Now the question, which must be pondered is, "What happens to the mortals who have died during this thousand year reign?" John gives this answer, "And I saw the dead, small and great, stand before God; and the books were opened: and another book was opened, which is the book of life: and the dead were judged out of those things which were written in the books, according to their works. And the sea gave up the dead which were in it; and death and hell delivered up the dead which were in them: and they were judged every man according to their works." (Revelation 20:12-13) John sees them called for judgment. He sees them delivered to render every man according to his deeds, just as the redeemed did a millennia before them.

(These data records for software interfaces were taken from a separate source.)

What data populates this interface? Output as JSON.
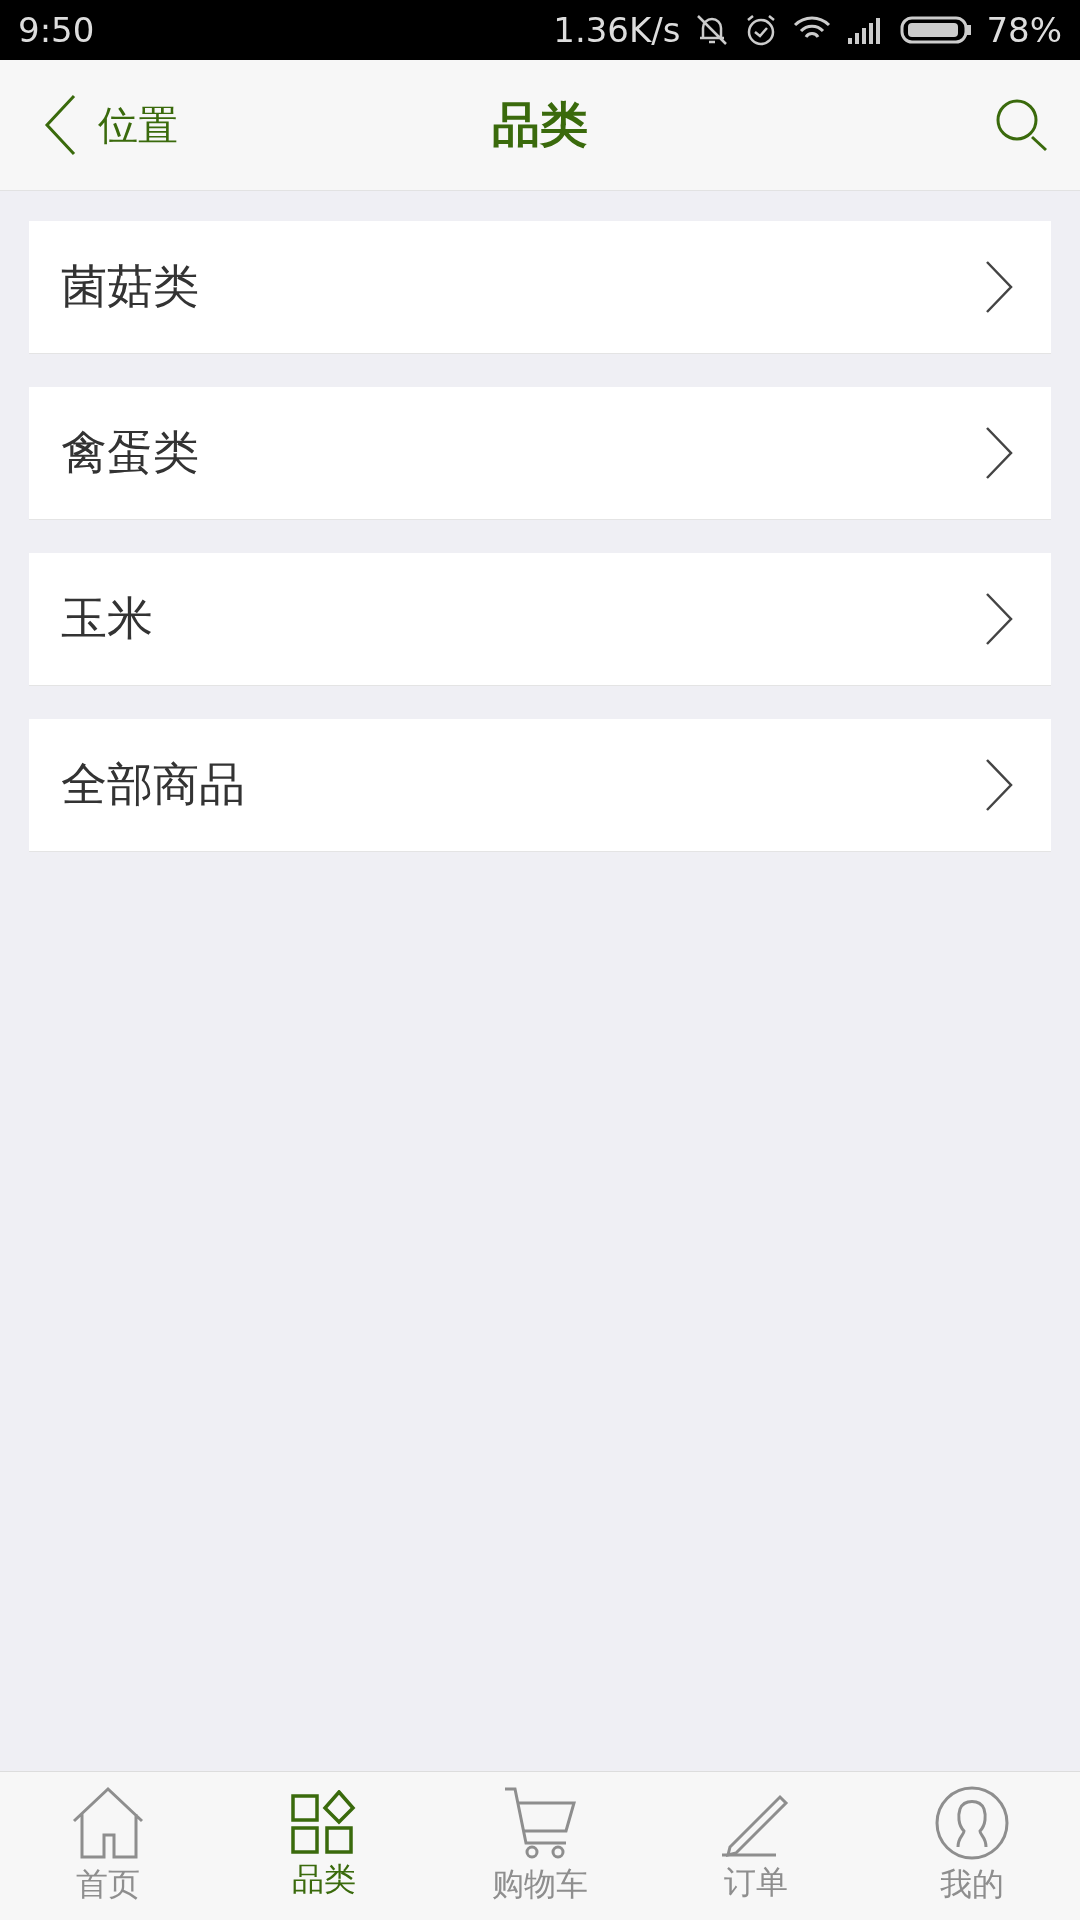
{
  "status_bar": {
    "time": "9:50",
    "speed": "1.36K/s",
    "battery": "78%"
  },
  "header": {
    "back_label": "位置",
    "title": "品类"
  },
  "categories": [
    {
      "label": "菌菇类"
    },
    {
      "label": "禽蛋类"
    },
    {
      "label": "玉米"
    },
    {
      "label": "全部商品"
    }
  ],
  "tabs": [
    {
      "label": "首页",
      "kind": "home",
      "selected": false
    },
    {
      "label": "品类",
      "kind": "grid",
      "selected": true
    },
    {
      "label": "购物车",
      "kind": "cart",
      "selected": false
    },
    {
      "label": "订单",
      "kind": "pencil",
      "selected": false
    },
    {
      "label": "我的",
      "kind": "user",
      "selected": false
    }
  ]
}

How can we know that John is speaking of a resurrection and judgment at the thousand years' close? We know it because it is associated with the destruction of death and the grave. Earlier John wrote that the rest of the dead would not live until the thousand years were finished (20:5). We know that death will happen in the millennium from the testimony of Isaiah, which states, "There shall be no more thence an infant of days, nor an old man that hath not filled his days: for the child shall die an hundred years old; but the sinner being an hundred years old shall be accursed" (Isaiah 65:20). It is before the Great White Throne that they appear to live again, to find whether they are written in the book of life or not. It is at this time that Man's greatest enemy will finally be taken away forever. Death and the grave will be cast into the lake of fire. Death and Hell shall be no more.

The Apostle Paul told of this event when he wrote "the last enemy that shall be destroyed is death" (1 Corinthians 15:26). John repeats the reality of this great day in Revelation 21: 4 when he says, "And God shall wipe away all tears from their eyes; and there shall be no more death, neither sorrow, nor crying, neither shall there be any more pain: for the former things are passed away."

This day will be a joyous one for Christ and the redeemed saints who lived and reigned during the thousand years. They will see life eternal imparted unto those to whom they spoke the everlasting gospel (Revelation 14:6). And they will witness the truly great day when "all the earth shall be filled with the glory of the LORD the waters cover the sea" (Numbers 14:21; Habakkuk 2:14).